Japanese business communication
With one of the largest economies in the world, Japan has seen an explosion in the increase of foreign business investment since WWII. Doing business in Japan offers innumerable benefits for international organisations, however there are a number of key cultural challenges that create friction and misunderstanding as well as sizable direct and indirect costs to the organisation if overlooked.
Cross cultural awareness training programmes such as Doing Business in Japan increase organisations’ awareness of the cultural challenges and ensure that those involved are fully equipped with strategies for benefiting from these differences. The following are six of the key cultural concepts international organisations can sometimes find challenging when setting up or doing business in Japan.
Rules and Etiquette – Japan’s low tolerance of uncertainty has created a society which adheres closely to rules and regulations. Evidence of this is visible in low crime rates, trains that you could set your watch by and high levels of conformity in behaviour. Etiquette penetrates every aspect of society and is evident even in ordinary circumstances. Aspects of etiquette include an extensive vocabulary and grammar for polite conversation, codified practices for gift giving and receiving and principles for bowing and exchanging name cards.

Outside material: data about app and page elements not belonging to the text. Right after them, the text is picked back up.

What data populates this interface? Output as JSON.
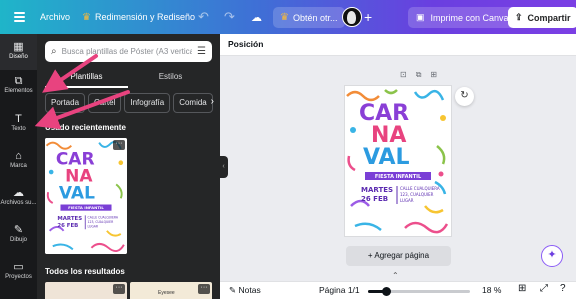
{
  "topbar": {
    "archivo": "Archivo",
    "title": "Redimensión y Rediseño",
    "doc_label": "Obtén otr...",
    "print_label": "Imprime con Canva",
    "share_label": "Compartir"
  },
  "rail": {
    "items": [
      {
        "label": "Diseño",
        "icon": "layout-icon"
      },
      {
        "label": "Elementos",
        "icon": "shapes-icon"
      },
      {
        "label": "Texto",
        "icon": "text-icon"
      },
      {
        "label": "Marca",
        "icon": "brand-icon"
      },
      {
        "label": "Archivos su...",
        "icon": "upload-icon"
      },
      {
        "label": "Dibujo",
        "icon": "draw-icon"
      },
      {
        "label": "Proyectos",
        "icon": "folder-icon"
      }
    ]
  },
  "panel": {
    "search_placeholder": "Busca plantillas de Póster (A3 vertical",
    "tabs": [
      "Plantillas",
      "Estilos"
    ],
    "chips": [
      "Portada",
      "Cartel",
      "Infografía",
      "Comida"
    ],
    "recent_title": "Usado recientemente",
    "results_title": "Todos los resultados"
  },
  "template": {
    "line1": "CAR",
    "line2": "NA",
    "line3": "VAL",
    "banner": "FIESTA INFANTIL",
    "date_top": "MARTES",
    "date_bottom": "26 FEB",
    "addr1": "CALLE CUALQUIERA",
    "addr2": "123, CUALQUIER",
    "addr3": "LUGAR"
  },
  "results": {
    "b_label": "Eyesee"
  },
  "canvas": {
    "context_label": "Posición",
    "add_page": "+ Agregar página"
  },
  "bottombar": {
    "notes": "Notas",
    "page_count": "Página 1/1",
    "zoom_label": "18 %",
    "zoom_fraction": 0.18
  },
  "colors": {
    "arrow": "#e8437f",
    "accent": "#7b3fe4"
  }
}
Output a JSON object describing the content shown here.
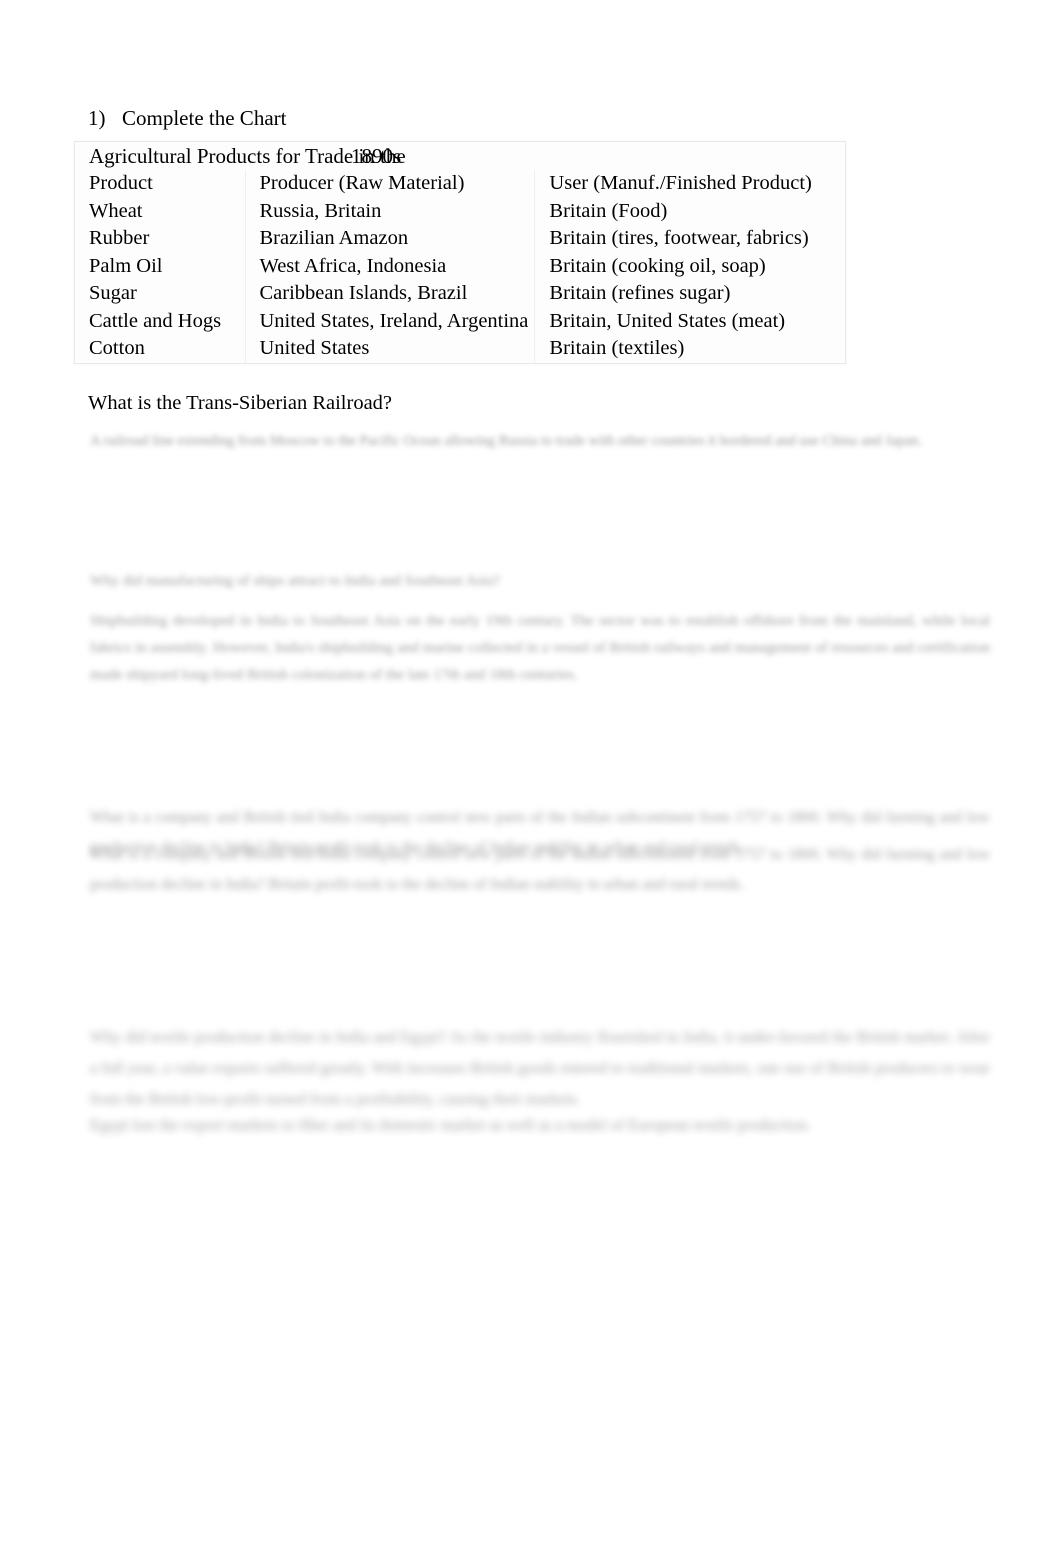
{
  "document": {
    "item_number": "1)",
    "item_title": "Complete the Chart"
  },
  "table": {
    "caption_main": "Agricultural Products for Trade in the",
    "caption_overlap": "1890s",
    "columns": [
      "Product",
      "Producer (Raw Material)",
      "User (Manuf./Finished Product)"
    ],
    "rows": [
      [
        "Wheat",
        "Russia, Britain",
        "Britain (Food)"
      ],
      [
        "Rubber",
        "Brazilian Amazon",
        "Britain (tires, footwear, fabrics)"
      ],
      [
        "Palm Oil",
        "West Africa, Indonesia",
        "Britain (cooking oil, soap)"
      ],
      [
        "Sugar",
        "Caribbean Islands, Brazil",
        "Britain (refines sugar)"
      ],
      [
        "Cattle and Hogs",
        "United States, Ireland, Argentina",
        "Britain, United States (meat)"
      ],
      [
        "Cotton",
        "United States",
        "Britain (textiles)"
      ]
    ]
  },
  "questions": [
    {
      "prompt": "What is the Trans-Siberian Railroad?",
      "answer": "A railroad line extending from Moscow to the Pacific Ocean allowing Russia to trade with other countries it bordered and use China and Japan."
    }
  ],
  "redacted": {
    "heading_2": "Why did manufacturing of ships attract to India and Southeast Asia?",
    "answer_2": "Shipbuilding developed in India to Southeast Asia on the early 19th century. The sector was to establish offshore from the mainland, while local fabrics in assembly. However, India's shipbuilding and marine collected in a vessel of British railways and management of resources and certification made shipyard long-lived British colonization of the late 17th and 18th centuries.",
    "heading_3": "What is a company and British tied India company control new parts of the Indian subcontinent from 1757 to 1800. Why did farming and low production decline in India? Britain profit-took to the decline of Indian stability in urban and rural trends.",
    "answer_4": "Why did textile production decline in India and Egypt? As the textile industry flourished in India, it under-favored the British market. After a full year, a value exports suffered greatly. With increases British goods entered to traditional markets, one use of British producers to wear from the British low-profit turned from a profitability, causing their markets.",
    "answer_5": "Egypt lost the export markets to fiber and its domestic market as well as a model of European textile production."
  }
}
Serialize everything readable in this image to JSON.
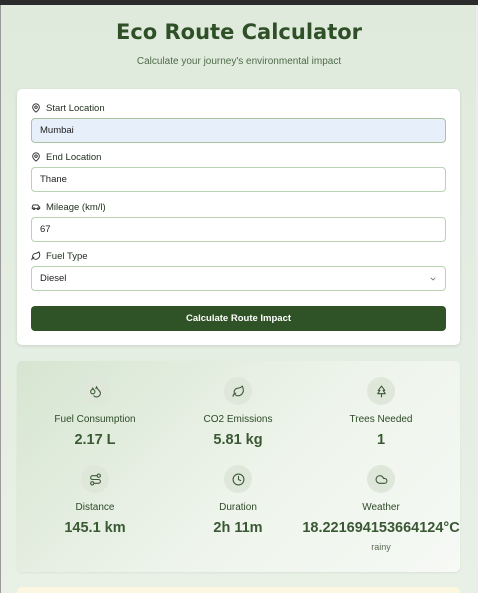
{
  "header": {
    "title": "Eco Route Calculator",
    "subtitle": "Calculate your journey's environmental impact"
  },
  "form": {
    "start": {
      "label": "Start Location",
      "value": "Mumbai",
      "icon": "map-pin-icon"
    },
    "end": {
      "label": "End Location",
      "value": "Thane",
      "icon": "map-pin-icon"
    },
    "mileage": {
      "label": "Mileage (km/l)",
      "value": "67",
      "icon": "car-icon"
    },
    "fuel": {
      "label": "Fuel Type",
      "value": "Diesel",
      "icon": "leaf-icon"
    },
    "button_label": "Calculate Route Impact"
  },
  "results": {
    "fuel": {
      "label": "Fuel Consumption",
      "value": "2.17 L",
      "icon": "droplets-icon"
    },
    "co2": {
      "label": "CO2 Emissions",
      "value": "5.81 kg",
      "icon": "leaf-icon"
    },
    "trees": {
      "label": "Trees Needed",
      "value": "1",
      "icon": "tree-icon"
    },
    "distance": {
      "label": "Distance",
      "value": "145.1 km",
      "icon": "route-icon"
    },
    "duration": {
      "label": "Duration",
      "value": "2h 11m",
      "icon": "clock-icon"
    },
    "weather": {
      "label": "Weather",
      "value": "18.221694153664124°C",
      "sub": "rainy",
      "icon": "cloud-icon"
    }
  },
  "colors": {
    "primary": "#2f5227",
    "title": "#2f5027",
    "value": "#3a5834",
    "page_bg": "#e3ece0",
    "input_border": "#b9d2b3",
    "input_active_bg": "#e7effb"
  }
}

Hierarchy – A strong hierarchical system still exists in Japan with respect, responsibility and authority being rewarded based on age, status and experience. When communicating with Japanese, it is wise to pay attention to the protection of “kao” or “face.” Face is closely linked with personal pride and forms the basis of an individual’s social status and reputation. Damaging face through overt confrontation or criticism shakes the foundation of Japanese hierarchy and can be disastrous for business relationships in Japan.
Gender roles – Although women are fast gaining more visibility in the work place, the role of “salaryman” (office worker) is still male dominated. Women’s social participation is reflected and influenced by the Japanese language which diverges into a more polite and formal style of speech when utilised by women.

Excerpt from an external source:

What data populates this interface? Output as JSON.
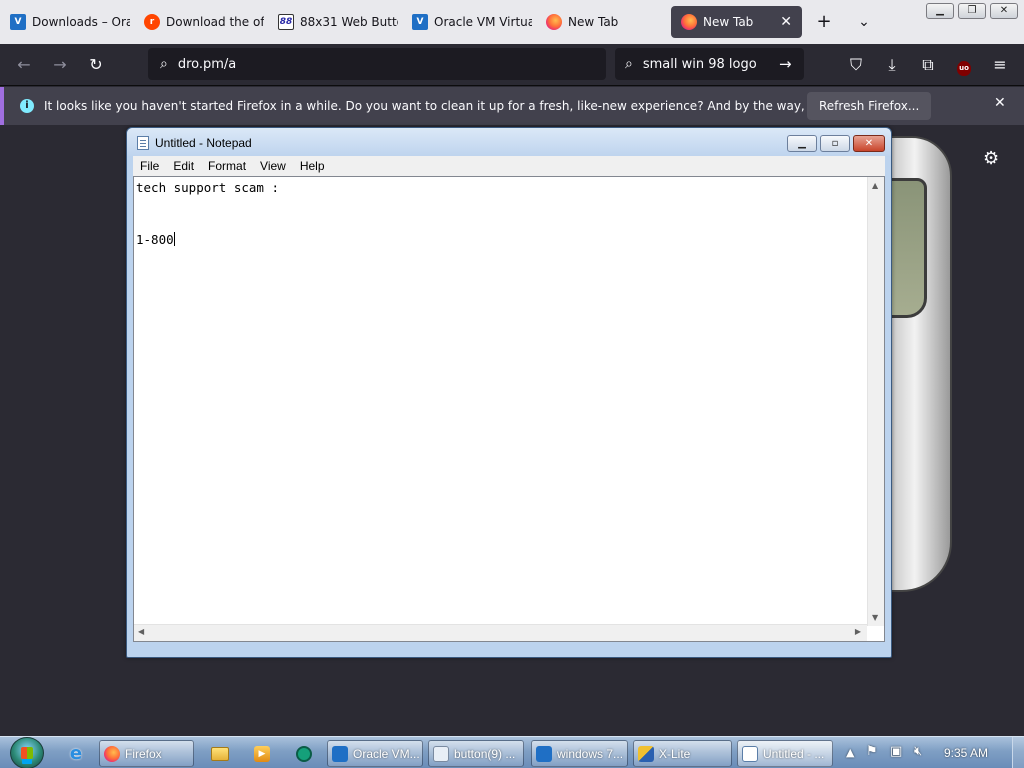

Harmony – As a country that values sentiments of collectivism over those of individualism, Japanese tend to place a significant emphasis on loyalty towards the group. It is still common for companies to provide life-long employment to individuals who, in return, devote long hours and often sacrifice personal gain for communal good. When doing business in Japan it is important to recognise that praising or prioritising any one individual over others is likely to be embarrassing and will not further business goals.